9. Conduct a Pilot Test
One of the important steps in a usability testing plan is conducting a pilot test. This way, you can detect any issues beforehand and test your equipment, script, and questions. You will also have a good idea of how much time the test might take.
10. Run the Usability Test
You might be thinking, well, of course, I should be running the test now! That’s true, but there are some things you need to keep in mind. Be patient. Answer users’ questions without being judgemental. But don’t really answer their questions for them, lead them to find it themselves. Make sure the participants know that they won’t be hurting your feelings by being honest.
Remember to use the think-aloud protocol and observe participants’ body language.
11. Analyze the Results
Be sure to put analyzing the results in your usability testing plan.

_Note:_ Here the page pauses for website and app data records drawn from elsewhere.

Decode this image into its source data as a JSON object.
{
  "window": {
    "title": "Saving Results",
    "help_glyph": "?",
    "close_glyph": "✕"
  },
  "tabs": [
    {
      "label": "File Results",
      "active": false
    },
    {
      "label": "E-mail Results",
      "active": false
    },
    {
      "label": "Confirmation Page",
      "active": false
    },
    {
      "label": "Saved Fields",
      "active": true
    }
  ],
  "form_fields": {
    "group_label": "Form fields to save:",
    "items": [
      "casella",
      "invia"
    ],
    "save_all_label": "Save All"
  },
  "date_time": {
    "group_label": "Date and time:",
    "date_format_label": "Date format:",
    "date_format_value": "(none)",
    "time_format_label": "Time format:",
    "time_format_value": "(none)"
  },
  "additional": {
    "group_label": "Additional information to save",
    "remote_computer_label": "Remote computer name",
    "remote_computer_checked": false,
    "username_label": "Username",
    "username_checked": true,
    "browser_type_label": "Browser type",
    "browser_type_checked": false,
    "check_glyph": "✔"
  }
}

You have to do this before implementing your findings to understand what issues and solutions come first. This prioritizing helps because usually, there is more than one problem found in the usability test. Take a look at this infographic to get quick information:
As the last step of the usability testing plan, you need to report your findings and suggestions. This report shortly summarizes everything you did on the usability testing backed up by qualitative and quantitative data. You can also add your suggestions and discuss them with your team members. This information is needed because one of your team members might want to rerun the test. Take a look at this infographic for quick information:
They say “a goal without a plan is just a wish.” So before running any usability tests, you need a usability test plan. This helps you have a solid structure, know what to do as your next step, and conduct a fruitful test.
In this article, we presented a usability testing plan with 12 steps that you have to consider.
If you want to begin planning your usability test and don’t know where to start, sign up to WatchThemLive for FREE and take your first step.